MATERIAL FOR THIS TASK →
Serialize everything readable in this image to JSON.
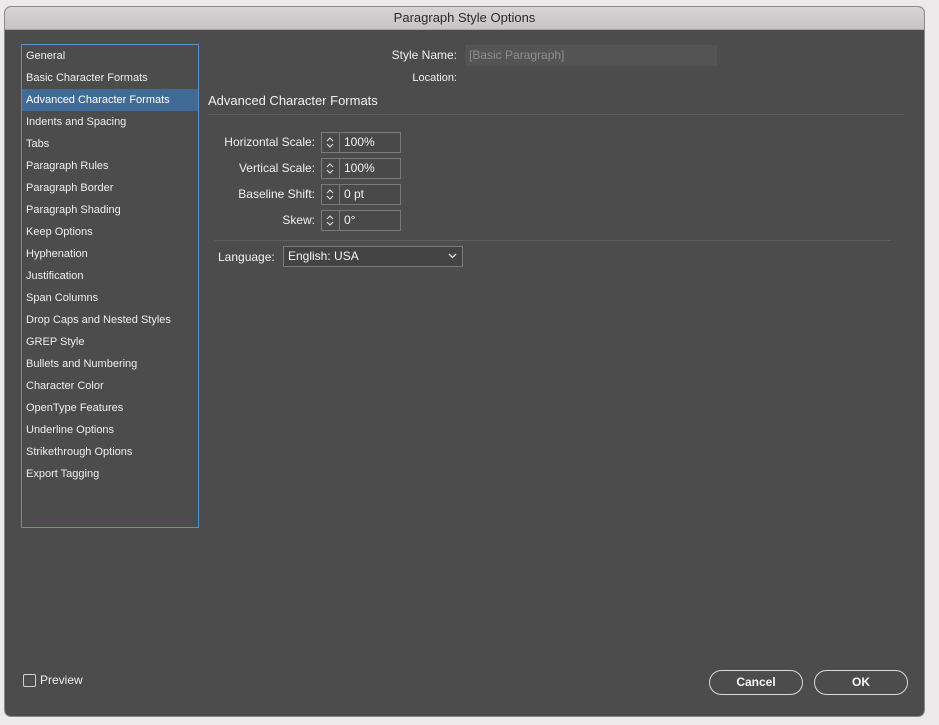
{
  "window": {
    "title": "Paragraph Style Options"
  },
  "sidebar": {
    "items": [
      {
        "label": "General"
      },
      {
        "label": "Basic Character Formats"
      },
      {
        "label": "Advanced Character Formats",
        "selected": true
      },
      {
        "label": "Indents and Spacing"
      },
      {
        "label": "Tabs"
      },
      {
        "label": "Paragraph Rules"
      },
      {
        "label": "Paragraph Border"
      },
      {
        "label": "Paragraph Shading"
      },
      {
        "label": "Keep Options"
      },
      {
        "label": "Hyphenation"
      },
      {
        "label": "Justification"
      },
      {
        "label": "Span Columns"
      },
      {
        "label": "Drop Caps and Nested Styles"
      },
      {
        "label": "GREP Style"
      },
      {
        "label": "Bullets and Numbering"
      },
      {
        "label": "Character Color"
      },
      {
        "label": "OpenType Features"
      },
      {
        "label": "Underline Options"
      },
      {
        "label": "Strikethrough Options"
      },
      {
        "label": "Export Tagging"
      }
    ]
  },
  "header": {
    "style_name_label": "Style Name:",
    "style_name_value": "[Basic Paragraph]",
    "location_label": "Location:"
  },
  "section": {
    "title": "Advanced Character Formats",
    "fields": {
      "horizontal_scale": {
        "label": "Horizontal Scale:",
        "value": "100%"
      },
      "vertical_scale": {
        "label": "Vertical Scale:",
        "value": "100%"
      },
      "baseline_shift": {
        "label": "Baseline Shift:",
        "value": "0 pt"
      },
      "skew": {
        "label": "Skew:",
        "value": "0°"
      }
    },
    "language": {
      "label": "Language:",
      "value": "English: USA"
    }
  },
  "footer": {
    "preview_label": "Preview",
    "preview_checked": false,
    "cancel_label": "Cancel",
    "ok_label": "OK"
  },
  "icons": {
    "spinner": "stepper-arrows-icon",
    "dropdown": "chevron-down-icon",
    "checkbox": "checkbox-icon"
  },
  "colors": {
    "background": "#4c4c4c",
    "selection": "#3f6b95",
    "sidebar_border": "#5a8fd0"
  }
}
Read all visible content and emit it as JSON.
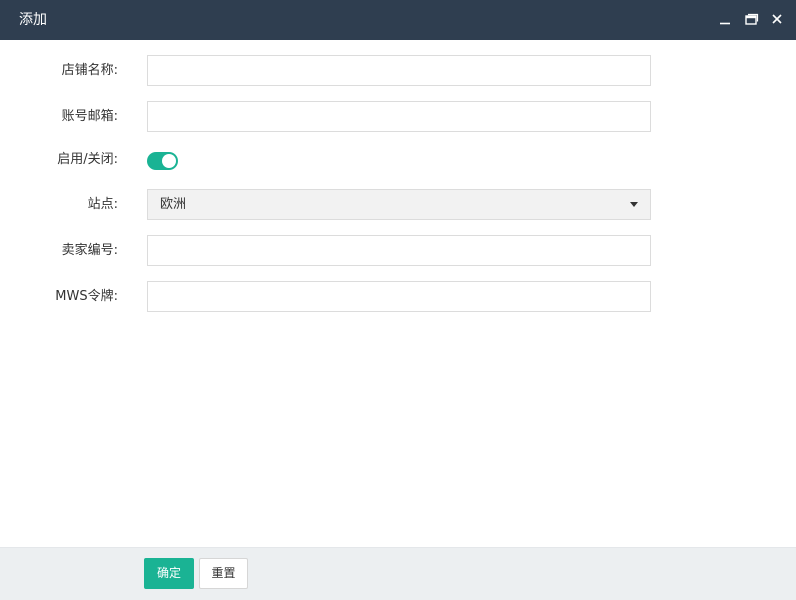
{
  "window": {
    "title": "添加",
    "controls": [
      "minimize-icon",
      "maximize-icon",
      "close-icon"
    ]
  },
  "form": {
    "shop_name": {
      "label": "店铺名称:",
      "value": "",
      "placeholder": ""
    },
    "account_email": {
      "label": "账号邮箱:",
      "value": "",
      "placeholder": ""
    },
    "enable": {
      "label": "启用/关闭:",
      "checked": true,
      "accent": "#1ab394"
    },
    "site": {
      "label": "站点:",
      "selected": "欧洲"
    },
    "seller_id": {
      "label": "卖家编号:",
      "value": "",
      "placeholder": ""
    },
    "mws_token": {
      "label": "MWS令牌:",
      "value": "",
      "placeholder": ""
    }
  },
  "footer": {
    "confirm_label": "确定",
    "reset_label": "重置"
  },
  "colors": {
    "titlebar": "#2f3e50",
    "primary": "#1ab394",
    "footer_bg": "#eceff1"
  }
}
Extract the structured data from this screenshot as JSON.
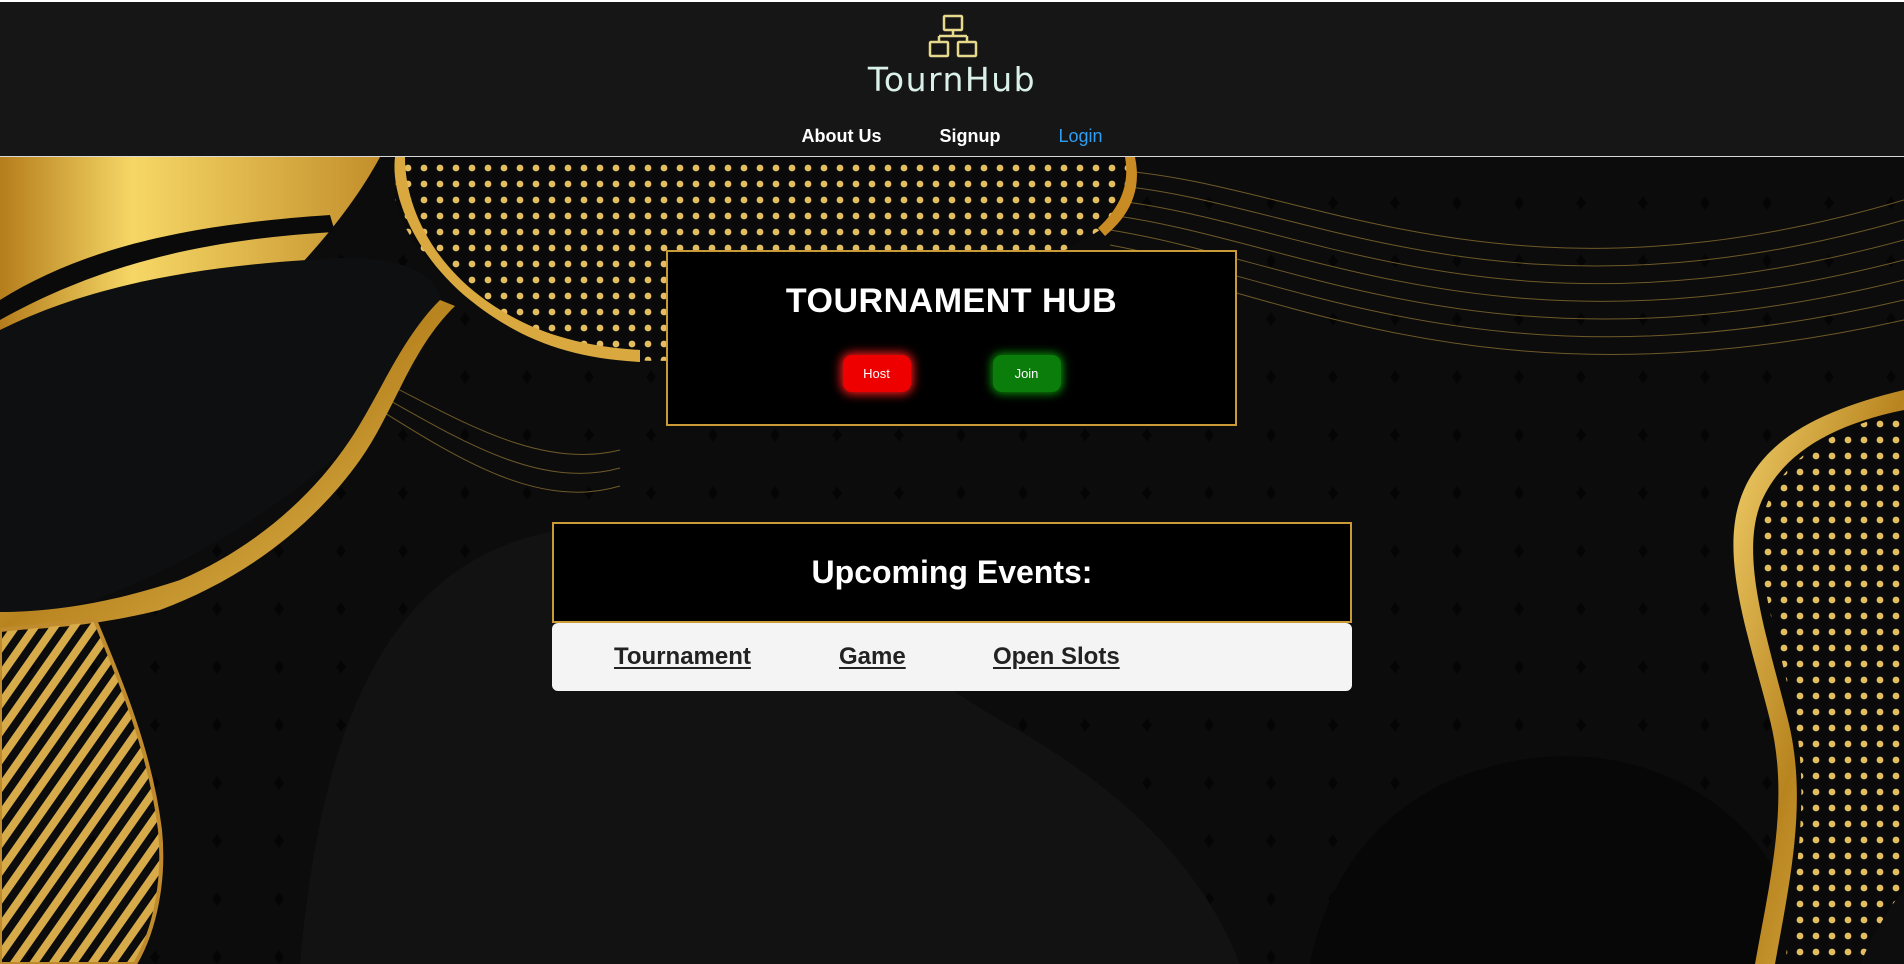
{
  "header": {
    "logo_text": "TournHub",
    "logo_icon": "network-hierarchy-icon",
    "nav": [
      {
        "label": "About Us"
      },
      {
        "label": "Signup"
      },
      {
        "label": "Login"
      }
    ]
  },
  "hub": {
    "title": "TOURNAMENT HUB",
    "host_label": "Host",
    "join_label": "Join"
  },
  "events": {
    "title": "Upcoming Events:",
    "columns": [
      "Tournament",
      "Game",
      "Open Slots"
    ]
  },
  "colors": {
    "accent_gold": "#c99a35",
    "host_red": "#ee0000",
    "join_green": "#0a7d0a",
    "login_blue": "#2d9ef2",
    "header_bg": "#161616"
  }
}
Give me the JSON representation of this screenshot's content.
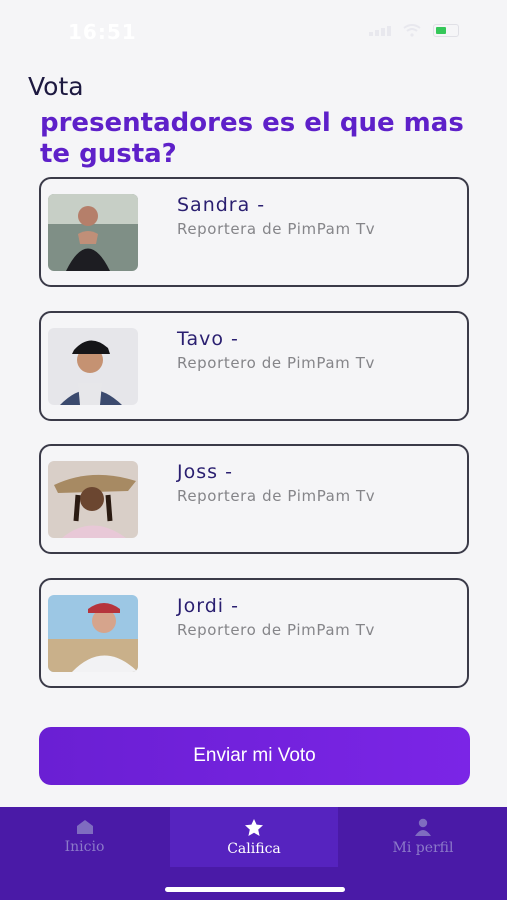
{
  "status_bar": {
    "time": "16:51"
  },
  "header": {
    "title": "Vota",
    "question": "presentadores es el que mas te gusta?"
  },
  "presenters": [
    {
      "name": "Sandra -",
      "role": "Reportera de PimPam Tv"
    },
    {
      "name": "Tavo -",
      "role": "Reportero de PimPam Tv"
    },
    {
      "name": "Joss -",
      "role": "Reportera de PimPam Tv"
    },
    {
      "name": "Jordi -",
      "role": "Reportero de PimPam Tv"
    }
  ],
  "submit_label": "Enviar mi Voto",
  "tabs": [
    {
      "label": "Inicio",
      "icon": "home-icon"
    },
    {
      "label": "Califica",
      "icon": "star-icon"
    },
    {
      "label": "Mi perfil",
      "icon": "person-icon"
    }
  ],
  "colors": {
    "accent": "#6a1fd3",
    "tabbar": "#4a1aa7",
    "title": "#5e20c9"
  }
}
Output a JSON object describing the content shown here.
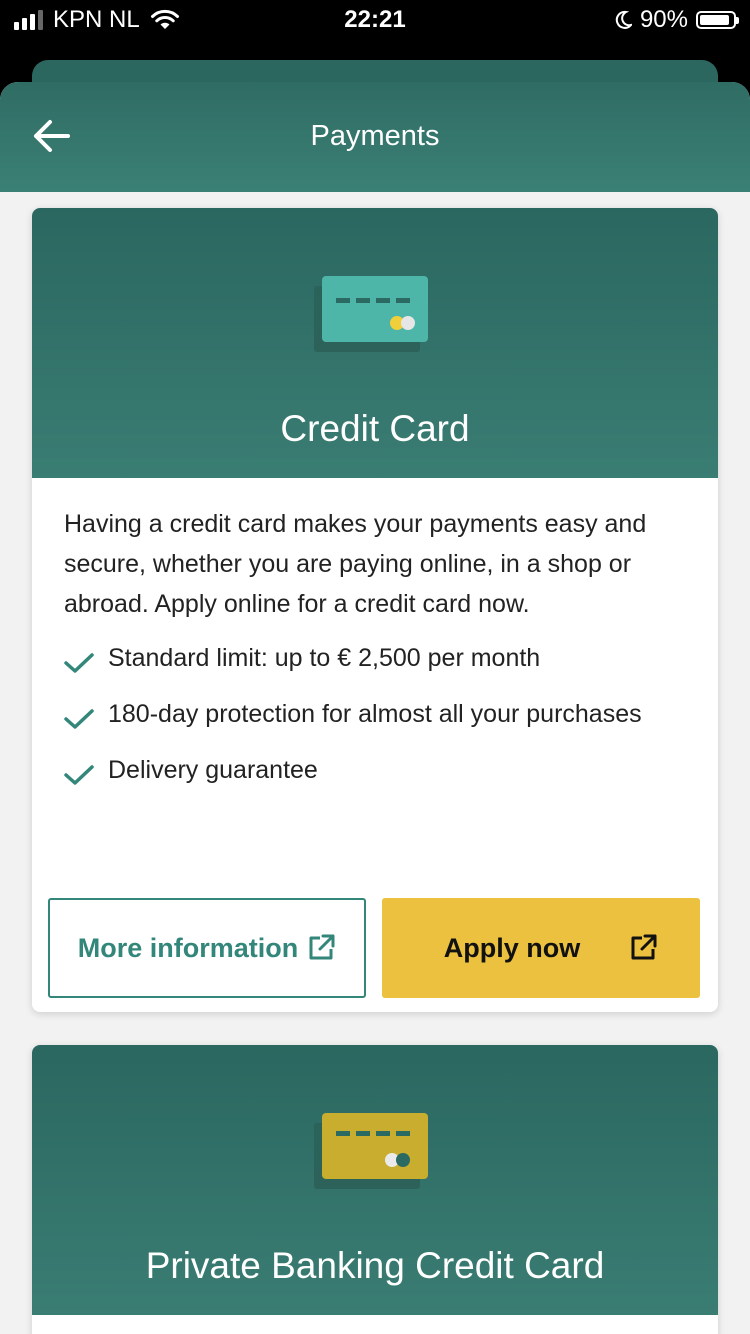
{
  "status_bar": {
    "carrier": "KPN NL",
    "time": "22:21",
    "battery_percent": "90%",
    "battery_level": 0.9
  },
  "nav": {
    "title": "Payments",
    "back_icon": "arrow-left-icon"
  },
  "cards": [
    {
      "title": "Credit Card",
      "icon": "credit-card-icon",
      "description": "Having a credit card makes your payments easy and secure, whether you are paying online, in a shop or abroad. Apply online for a credit card now.",
      "features": [
        "Standard limit: up to € 2,500 per month",
        "180-day protection for almost all your purchases",
        "Delivery guarantee"
      ],
      "more_label": "More information",
      "apply_label": "Apply now"
    },
    {
      "title": "Private Banking Credit Card",
      "icon": "gold-credit-card-icon"
    }
  ],
  "colors": {
    "primary_green": "#33867a",
    "header_green": "#2c675f",
    "apply_yellow": "#ebc13f"
  }
}
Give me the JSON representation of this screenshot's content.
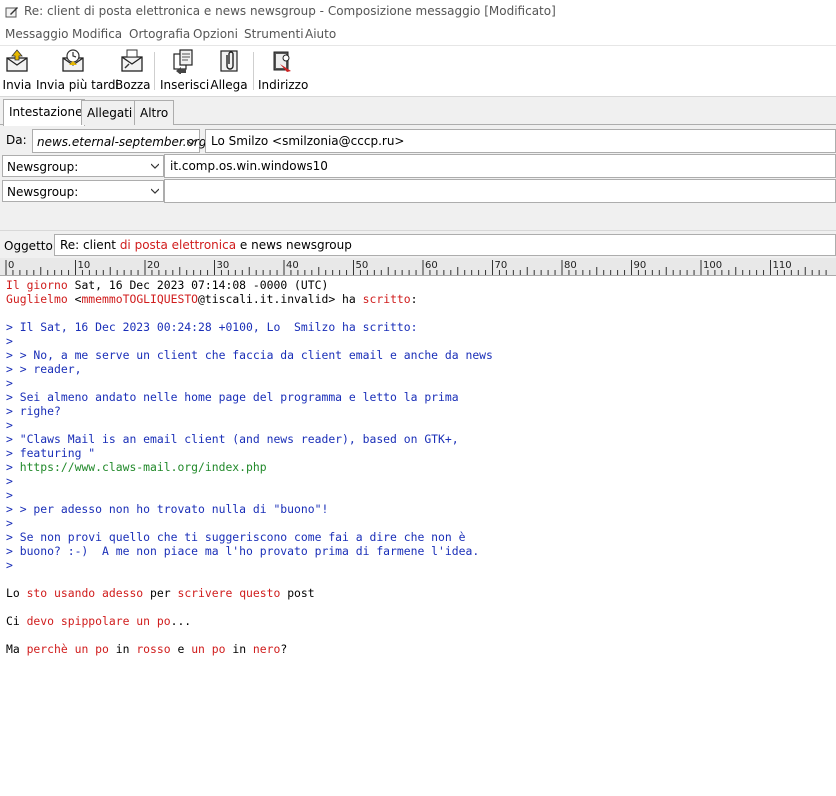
{
  "window": {
    "title": "Re: client di posta elettronica e news newsgroup - Composizione messaggio [Modificato]"
  },
  "menu": [
    "Messaggio",
    "Modifica",
    "Ortografia",
    "Opzioni",
    "Strumenti",
    "Aiuto"
  ],
  "toolbar": {
    "send": "Invia",
    "send_later": "Invia più tardi",
    "draft": "Bozza",
    "insert": "Inserisci",
    "attach": "Allega",
    "address": "Indirizzo"
  },
  "tabs": [
    "Intestazione",
    "Allegati",
    "Altro"
  ],
  "header": {
    "from_label": "Da:",
    "account": "news.eternal-september.org",
    "from_value": "Lo Smilzo <smilzonia@cccp.ru>",
    "row1_type": "Newsgroup:",
    "row1_value": "it.comp.os.win.windows10",
    "row2_type": "Newsgroup:",
    "row2_value": "",
    "subject_label": "Oggetto:",
    "subject": {
      "p1": "Re: client ",
      "p2": "di posta elettronica",
      "p3": " e news newsgroup"
    }
  },
  "ruler": {
    "labels": [
      "0",
      "10",
      "20",
      "30",
      "40",
      "50",
      "60",
      "70",
      "80",
      "90",
      "100",
      "110"
    ]
  },
  "body": {
    "attrib1_a": "Il giorno",
    "attrib1_b": " Sat, 16 Dec 2023 07:14:08 -0000 (UTC)",
    "attrib2_a": "Guglielmo",
    "attrib2_b": " <",
    "attrib2_c": "mmemmoTOGLIQUESTO",
    "attrib2_d": "@tiscali.it.invalid> ha ",
    "attrib2_e": "scritto",
    "attrib2_f": ":",
    "quoted": [
      "",
      "> Il Sat, 16 Dec 2023 00:24:28 +0100, Lo  Smilzo ha scritto:",
      ">",
      "> > No, a me serve un client che faccia da client email e anche da news",
      "> > reader,",
      ">",
      "> Sei almeno andato nelle home page del programma e letto la prima",
      "> righe?",
      ">",
      "> \"Claws Mail is an email client (and news reader), based on GTK+,",
      "> featuring \""
    ],
    "link_prefix": "> ",
    "link": "https://www.claws-mail.org/index.php",
    "quoted2": [
      ">",
      ">",
      "> > per adesso non ho trovato nulla di \"buono\"!",
      ">",
      "> Se non provi quello che ti suggeriscono come fai a dire che non è",
      "> buono? :-)  A me non piace ma l'ho provato prima di farmene l'idea.",
      ">"
    ],
    "line_a": {
      "w1": "Lo ",
      "w2": "sto usando adesso",
      "w3": " per ",
      "w4": "scrivere questo",
      "w5": " post"
    },
    "line_b": {
      "w1": "Ci ",
      "w2": "devo spippolare un po",
      "w3": "..."
    },
    "line_c": {
      "w1": "Ma ",
      "w2": "perchè un po",
      "w3": " in ",
      "w4": "rosso",
      "w5": " e ",
      "w6": "un po",
      "w7": " in ",
      "w8": "nero",
      "w9": "?"
    }
  }
}
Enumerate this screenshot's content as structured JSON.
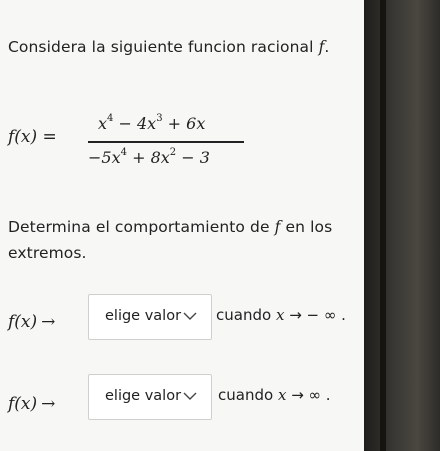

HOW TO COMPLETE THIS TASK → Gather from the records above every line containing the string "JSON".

RESPONSE AREA →
Serialize everything readable in this image to JSON.
Read all visible content and emit it as JSON.
Extract the structured data from this screenshot as JSON.
Give me the JSON representation of this screenshot's content.
Output a JSON object describing the content shown here.
Give me the JSON representation of this screenshot's content.
Enumerate this screenshot's content as structured JSON.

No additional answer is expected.